Narcissus of Greek mythology, as we may or may not recall, peered into the pond to gain the vain reflection of his image; to take on just a little more than a healthy self-interest. He is not alone.
We all suffer from a little narcissism.
We are embarrassed to be caught out taking pictures of ourselves, whether literally or metaphorically, because we have the instinct that narcissism is a bad reflection on our character, as if peering into that pond revealed something distasteful because of what others observe about us.
Embarrassment is normal because none of us truly wants to be seen as self-lovers, even though loving ourselves (or better, accepting ourselves) is a vital psychological place to arrive at. Only in accepting, or knowing, ourselves can we go on in the journey of knowing God.
There is a balance to be achieved when it comes to narcissistic traits.
The Benefits of a Little Narcissism
Sometimes, if we were to reject our propensity toward narcissism, we would be denying our imperfect nature.

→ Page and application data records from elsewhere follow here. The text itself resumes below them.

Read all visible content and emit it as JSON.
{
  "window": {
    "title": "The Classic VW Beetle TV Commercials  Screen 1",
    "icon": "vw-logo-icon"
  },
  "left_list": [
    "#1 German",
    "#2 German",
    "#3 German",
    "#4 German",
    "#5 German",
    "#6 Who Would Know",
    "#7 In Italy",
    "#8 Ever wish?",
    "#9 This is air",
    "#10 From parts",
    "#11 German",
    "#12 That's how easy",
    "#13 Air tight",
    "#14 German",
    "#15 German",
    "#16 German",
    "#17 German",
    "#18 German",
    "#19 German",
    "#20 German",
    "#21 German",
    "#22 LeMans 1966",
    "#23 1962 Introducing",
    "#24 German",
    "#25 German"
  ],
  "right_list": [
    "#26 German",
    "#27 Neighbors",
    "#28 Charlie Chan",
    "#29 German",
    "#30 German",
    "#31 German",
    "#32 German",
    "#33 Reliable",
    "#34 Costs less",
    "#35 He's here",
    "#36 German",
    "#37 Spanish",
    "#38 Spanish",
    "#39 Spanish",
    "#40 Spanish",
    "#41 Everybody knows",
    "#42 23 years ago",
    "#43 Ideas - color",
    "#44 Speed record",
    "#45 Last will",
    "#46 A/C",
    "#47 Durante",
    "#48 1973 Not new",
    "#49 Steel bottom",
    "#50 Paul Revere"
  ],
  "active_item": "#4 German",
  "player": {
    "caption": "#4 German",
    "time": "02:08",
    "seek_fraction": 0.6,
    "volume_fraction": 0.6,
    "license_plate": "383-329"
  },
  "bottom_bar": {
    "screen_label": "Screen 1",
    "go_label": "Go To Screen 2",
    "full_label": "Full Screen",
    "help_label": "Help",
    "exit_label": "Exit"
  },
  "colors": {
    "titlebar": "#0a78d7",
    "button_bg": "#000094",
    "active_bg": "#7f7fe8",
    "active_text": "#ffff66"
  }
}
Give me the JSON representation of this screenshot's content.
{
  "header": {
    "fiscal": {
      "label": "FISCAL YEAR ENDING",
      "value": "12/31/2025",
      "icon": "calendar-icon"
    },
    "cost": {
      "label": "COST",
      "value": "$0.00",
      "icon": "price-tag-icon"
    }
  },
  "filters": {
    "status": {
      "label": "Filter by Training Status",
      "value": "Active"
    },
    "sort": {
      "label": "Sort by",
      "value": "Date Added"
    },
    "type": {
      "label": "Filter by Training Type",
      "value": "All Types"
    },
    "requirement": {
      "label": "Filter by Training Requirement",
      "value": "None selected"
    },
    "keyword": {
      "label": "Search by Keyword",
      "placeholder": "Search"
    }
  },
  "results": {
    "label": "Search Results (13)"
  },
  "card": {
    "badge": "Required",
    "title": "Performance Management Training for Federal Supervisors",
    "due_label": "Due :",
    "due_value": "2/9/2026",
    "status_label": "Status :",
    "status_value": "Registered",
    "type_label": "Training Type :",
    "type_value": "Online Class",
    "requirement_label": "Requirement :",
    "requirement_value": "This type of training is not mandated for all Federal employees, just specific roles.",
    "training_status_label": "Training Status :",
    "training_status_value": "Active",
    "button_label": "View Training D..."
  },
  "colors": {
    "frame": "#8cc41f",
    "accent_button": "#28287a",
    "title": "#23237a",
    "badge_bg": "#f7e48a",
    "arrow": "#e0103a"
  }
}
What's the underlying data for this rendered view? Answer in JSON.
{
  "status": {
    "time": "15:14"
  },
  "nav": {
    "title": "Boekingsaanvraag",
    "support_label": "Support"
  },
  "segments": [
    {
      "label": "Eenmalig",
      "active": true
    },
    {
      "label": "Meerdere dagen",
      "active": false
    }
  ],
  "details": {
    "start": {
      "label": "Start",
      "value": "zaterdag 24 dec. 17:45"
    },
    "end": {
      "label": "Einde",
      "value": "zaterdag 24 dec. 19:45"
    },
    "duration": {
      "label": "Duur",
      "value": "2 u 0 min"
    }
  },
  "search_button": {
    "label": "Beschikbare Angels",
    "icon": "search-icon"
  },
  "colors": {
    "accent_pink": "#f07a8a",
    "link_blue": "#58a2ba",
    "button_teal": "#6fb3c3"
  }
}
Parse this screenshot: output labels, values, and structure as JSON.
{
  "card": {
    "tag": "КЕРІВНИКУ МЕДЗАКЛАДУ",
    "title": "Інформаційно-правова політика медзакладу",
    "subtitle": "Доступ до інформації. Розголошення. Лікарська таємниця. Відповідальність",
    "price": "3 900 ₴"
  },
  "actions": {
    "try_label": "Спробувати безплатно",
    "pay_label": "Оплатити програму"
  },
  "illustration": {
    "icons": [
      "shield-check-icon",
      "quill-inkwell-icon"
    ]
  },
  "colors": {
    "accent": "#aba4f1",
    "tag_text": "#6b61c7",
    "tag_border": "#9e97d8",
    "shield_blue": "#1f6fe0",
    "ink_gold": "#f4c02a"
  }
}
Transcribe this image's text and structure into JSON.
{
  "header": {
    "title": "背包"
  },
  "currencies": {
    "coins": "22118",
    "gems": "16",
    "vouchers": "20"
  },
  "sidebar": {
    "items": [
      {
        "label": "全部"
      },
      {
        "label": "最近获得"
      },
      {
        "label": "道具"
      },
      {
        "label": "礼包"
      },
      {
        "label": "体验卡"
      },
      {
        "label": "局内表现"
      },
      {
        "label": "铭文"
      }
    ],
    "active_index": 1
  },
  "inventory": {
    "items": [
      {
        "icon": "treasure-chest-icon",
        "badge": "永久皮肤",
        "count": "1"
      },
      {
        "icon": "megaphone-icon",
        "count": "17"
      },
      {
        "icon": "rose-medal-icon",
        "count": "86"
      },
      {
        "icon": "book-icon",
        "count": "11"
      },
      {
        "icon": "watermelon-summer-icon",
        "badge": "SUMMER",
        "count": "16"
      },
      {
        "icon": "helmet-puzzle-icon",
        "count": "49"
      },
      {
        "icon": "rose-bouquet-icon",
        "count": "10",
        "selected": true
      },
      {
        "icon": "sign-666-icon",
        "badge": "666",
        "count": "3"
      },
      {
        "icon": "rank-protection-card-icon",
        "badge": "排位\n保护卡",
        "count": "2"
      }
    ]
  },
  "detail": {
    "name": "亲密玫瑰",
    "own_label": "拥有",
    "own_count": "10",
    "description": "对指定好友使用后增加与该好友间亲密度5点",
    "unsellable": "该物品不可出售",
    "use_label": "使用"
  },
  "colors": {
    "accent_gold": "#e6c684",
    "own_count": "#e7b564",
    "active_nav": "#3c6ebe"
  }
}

Such a denial is a denial of God. This is so because where we consider ourselves beyond a little narcissism, we call God a liar, because we accredit ourselves to proudly to perfection. None of us is perfect, ever. Only the glorified Lord is perfect, in all ways, eternally. This is an unparalleled and most extreme truth.
That is one benefit of a little narcissism—that we are honest with ourselves.
When we are honest, agreeing with God that by nature we struggle with narcissism, we allow God to show us our fault. We are not so embarrassed or ashamed to stare into the pond to see what is embarrassing to us as masturbation is (if it were to be revealed to others).
It is always good to know the truth.
When we know our nature for mirror-gazing, and the circumstances and effects of such behaviours, then, and only then, may we see our fault and grow. We grow because we have allowed God to search us, to reveal to ourselves our penchant for narcissism.
A little healthy narcissism helps open the door. Once that door is ajar, God will come in, reveal our lack, and help us fix it, or at least help us be honest about it.
Those who are morbidly fearful of narcissism—the embarrassing self-love to mirror-gaze—are not open to what God might show them in their narcissism.
When we allow God into the rooms of our narcissistic selves, we give the Lord permission to reveal opportunities for our growth. God never forces himself in. But when we invite the Holy Spirit in, we benefit, we grow, and are happier ultimately as a result.
© 2013 S. J. Wickham.
Image Credit: Wikipedia.